───── Records ─────
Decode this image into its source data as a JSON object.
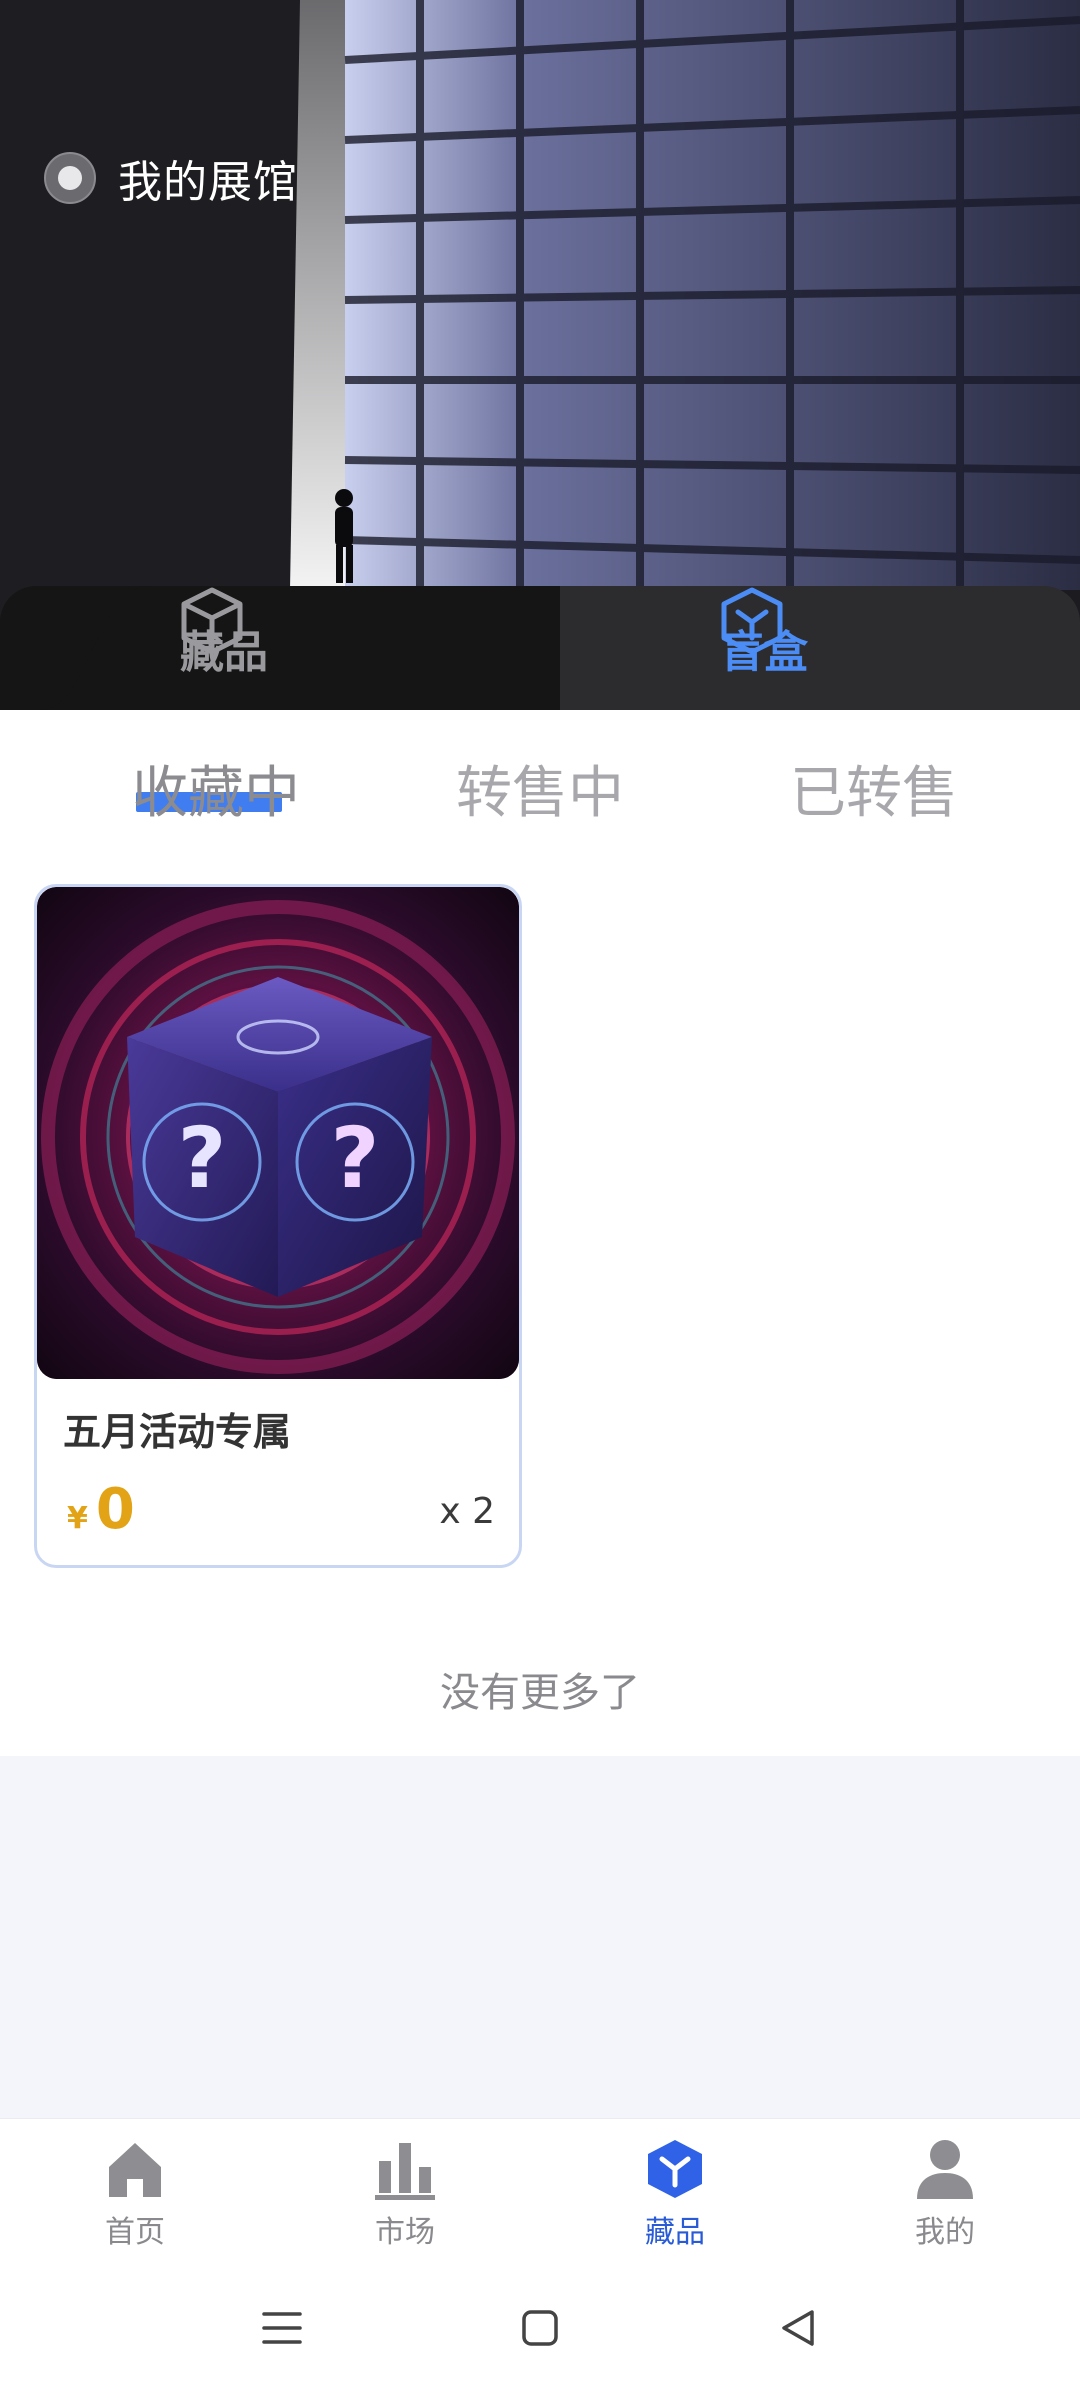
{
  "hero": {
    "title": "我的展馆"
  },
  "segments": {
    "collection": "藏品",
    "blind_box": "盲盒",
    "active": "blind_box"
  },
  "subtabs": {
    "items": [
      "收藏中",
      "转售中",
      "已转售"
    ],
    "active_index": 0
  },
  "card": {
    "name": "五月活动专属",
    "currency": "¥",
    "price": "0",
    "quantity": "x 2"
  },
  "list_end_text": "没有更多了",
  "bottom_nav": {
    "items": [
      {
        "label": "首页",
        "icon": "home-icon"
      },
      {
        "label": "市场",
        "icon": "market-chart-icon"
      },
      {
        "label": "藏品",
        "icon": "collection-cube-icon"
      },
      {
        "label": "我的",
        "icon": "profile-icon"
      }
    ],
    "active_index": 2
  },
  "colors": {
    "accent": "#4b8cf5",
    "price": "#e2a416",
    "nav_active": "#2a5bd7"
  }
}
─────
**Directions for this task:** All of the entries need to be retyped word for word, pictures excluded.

**Written solution:**
Decode this image into its source data as a JSON object.
{
  "hero": {
    "title": "我的展馆"
  },
  "segments": {
    "collection": "藏品",
    "blind_box": "盲盒",
    "active": "blind_box"
  },
  "subtabs": {
    "items": [
      "收藏中",
      "转售中",
      "已转售"
    ],
    "active_index": 0
  },
  "card": {
    "name": "五月活动专属",
    "currency": "¥",
    "price": "0",
    "quantity": "x 2"
  },
  "list_end_text": "没有更多了",
  "bottom_nav": {
    "items": [
      {
        "label": "首页",
        "icon": "home-icon"
      },
      {
        "label": "市场",
        "icon": "market-chart-icon"
      },
      {
        "label": "藏品",
        "icon": "collection-cube-icon"
      },
      {
        "label": "我的",
        "icon": "profile-icon"
      }
    ],
    "active_index": 2
  },
  "colors": {
    "accent": "#4b8cf5",
    "price": "#e2a416",
    "nav_active": "#2a5bd7"
  }
}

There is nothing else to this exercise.